(DATA FOR ANALYSIS Opens)
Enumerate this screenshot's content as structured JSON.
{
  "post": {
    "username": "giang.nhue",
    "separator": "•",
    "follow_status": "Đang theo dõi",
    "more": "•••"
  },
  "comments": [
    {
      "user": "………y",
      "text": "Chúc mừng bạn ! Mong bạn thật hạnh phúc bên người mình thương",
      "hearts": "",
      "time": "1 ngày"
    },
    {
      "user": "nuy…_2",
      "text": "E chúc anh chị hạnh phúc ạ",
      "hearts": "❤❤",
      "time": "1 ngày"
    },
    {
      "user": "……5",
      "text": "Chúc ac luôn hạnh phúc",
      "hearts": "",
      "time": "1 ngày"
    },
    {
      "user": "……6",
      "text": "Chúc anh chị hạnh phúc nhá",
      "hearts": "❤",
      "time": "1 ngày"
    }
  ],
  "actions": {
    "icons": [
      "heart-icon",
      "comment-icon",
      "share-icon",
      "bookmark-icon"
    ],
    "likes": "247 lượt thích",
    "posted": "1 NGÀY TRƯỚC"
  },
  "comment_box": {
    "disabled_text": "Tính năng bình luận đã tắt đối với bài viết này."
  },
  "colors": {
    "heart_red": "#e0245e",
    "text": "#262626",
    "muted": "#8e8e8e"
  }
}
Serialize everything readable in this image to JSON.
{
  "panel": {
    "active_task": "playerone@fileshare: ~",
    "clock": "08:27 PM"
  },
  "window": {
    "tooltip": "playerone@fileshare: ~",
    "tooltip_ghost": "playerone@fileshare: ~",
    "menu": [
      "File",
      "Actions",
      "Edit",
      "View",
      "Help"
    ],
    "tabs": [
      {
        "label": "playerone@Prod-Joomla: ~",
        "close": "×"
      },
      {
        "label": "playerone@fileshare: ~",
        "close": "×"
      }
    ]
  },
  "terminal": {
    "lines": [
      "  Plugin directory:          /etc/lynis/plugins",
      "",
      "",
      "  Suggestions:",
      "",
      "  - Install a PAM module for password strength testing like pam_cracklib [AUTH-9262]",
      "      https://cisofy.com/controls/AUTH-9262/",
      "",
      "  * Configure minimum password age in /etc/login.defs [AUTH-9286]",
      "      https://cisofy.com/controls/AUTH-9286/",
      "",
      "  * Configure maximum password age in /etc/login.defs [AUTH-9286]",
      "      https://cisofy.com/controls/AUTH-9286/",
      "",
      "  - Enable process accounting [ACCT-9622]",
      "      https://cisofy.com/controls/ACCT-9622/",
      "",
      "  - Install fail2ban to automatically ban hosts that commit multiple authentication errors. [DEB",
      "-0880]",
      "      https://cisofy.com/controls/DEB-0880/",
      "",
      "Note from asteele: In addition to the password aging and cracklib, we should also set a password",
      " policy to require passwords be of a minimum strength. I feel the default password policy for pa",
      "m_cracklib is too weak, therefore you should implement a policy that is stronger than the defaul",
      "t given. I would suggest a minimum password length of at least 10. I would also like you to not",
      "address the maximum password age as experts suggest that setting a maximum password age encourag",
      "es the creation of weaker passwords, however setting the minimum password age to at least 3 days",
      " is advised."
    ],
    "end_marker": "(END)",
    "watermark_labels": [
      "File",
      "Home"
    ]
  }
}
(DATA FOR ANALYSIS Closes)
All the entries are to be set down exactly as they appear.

◆ ANSWER BOX:
Enumerate this screenshot's content as structured JSON.
{
  "post": {
    "username": "giang.nhue",
    "separator": "•",
    "follow_status": "Đang theo dõi",
    "more": "•••"
  },
  "comments": [
    {
      "user": "………y",
      "text": "Chúc mừng bạn ! Mong bạn thật hạnh phúc bên người mình thương",
      "hearts": "",
      "time": "1 ngày"
    },
    {
      "user": "nuy…_2",
      "text": "E chúc anh chị hạnh phúc ạ",
      "hearts": "❤❤",
      "time": "1 ngày"
    },
    {
      "user": "……5",
      "text": "Chúc ac luôn hạnh phúc",
      "hearts": "",
      "time": "1 ngày"
    },
    {
      "user": "……6",
      "text": "Chúc anh chị hạnh phúc nhá",
      "hearts": "❤",
      "time": "1 ngày"
    }
  ],
  "actions": {
    "icons": [
      "heart-icon",
      "comment-icon",
      "share-icon",
      "bookmark-icon"
    ],
    "likes": "247 lượt thích",
    "posted": "1 NGÀY TRƯỚC"
  },
  "comment_box": {
    "disabled_text": "Tính năng bình luận đã tắt đối với bài viết này."
  },
  "colors": {
    "heart_red": "#e0245e",
    "text": "#262626",
    "muted": "#8e8e8e"
  }
}
Serialize everything readable in this image to JSON.
{
  "panel": {
    "active_task": "playerone@fileshare: ~",
    "clock": "08:27 PM"
  },
  "window": {
    "tooltip": "playerone@fileshare: ~",
    "tooltip_ghost": "playerone@fileshare: ~",
    "menu": [
      "File",
      "Actions",
      "Edit",
      "View",
      "Help"
    ],
    "tabs": [
      {
        "label": "playerone@Prod-Joomla: ~",
        "close": "×"
      },
      {
        "label": "playerone@fileshare: ~",
        "close": "×"
      }
    ]
  },
  "terminal": {
    "lines": [
      "  Plugin directory:          /etc/lynis/plugins",
      "",
      "",
      "  Suggestions:",
      "",
      "  - Install a PAM module for password strength testing like pam_cracklib [AUTH-9262]",
      "      https://cisofy.com/controls/AUTH-9262/",
      "",
      "  * Configure minimum password age in /etc/login.defs [AUTH-9286]",
      "      https://cisofy.com/controls/AUTH-9286/",
      "",
      "  * Configure maximum password age in /etc/login.defs [AUTH-9286]",
      "      https://cisofy.com/controls/AUTH-9286/",
      "",
      "  - Enable process accounting [ACCT-9622]",
      "      https://cisofy.com/controls/ACCT-9622/",
      "",
      "  - Install fail2ban to automatically ban hosts that commit multiple authentication errors. [DEB",
      "-0880]",
      "      https://cisofy.com/controls/DEB-0880/",
      "",
      "Note from asteele: In addition to the password aging and cracklib, we should also set a password",
      " policy to require passwords be of a minimum strength. I feel the default password policy for pa",
      "m_cracklib is too weak, therefore you should implement a policy that is stronger than the defaul",
      "t given. I would suggest a minimum password length of at least 10. I would also like you to not",
      "address the maximum password age as experts suggest that setting a maximum password age encourag",
      "es the creation of weaker passwords, however setting the minimum password age to at least 3 days",
      " is advised."
    ],
    "end_marker": "(END)",
    "watermark_labels": [
      "File",
      "Home"
    ]
  }
}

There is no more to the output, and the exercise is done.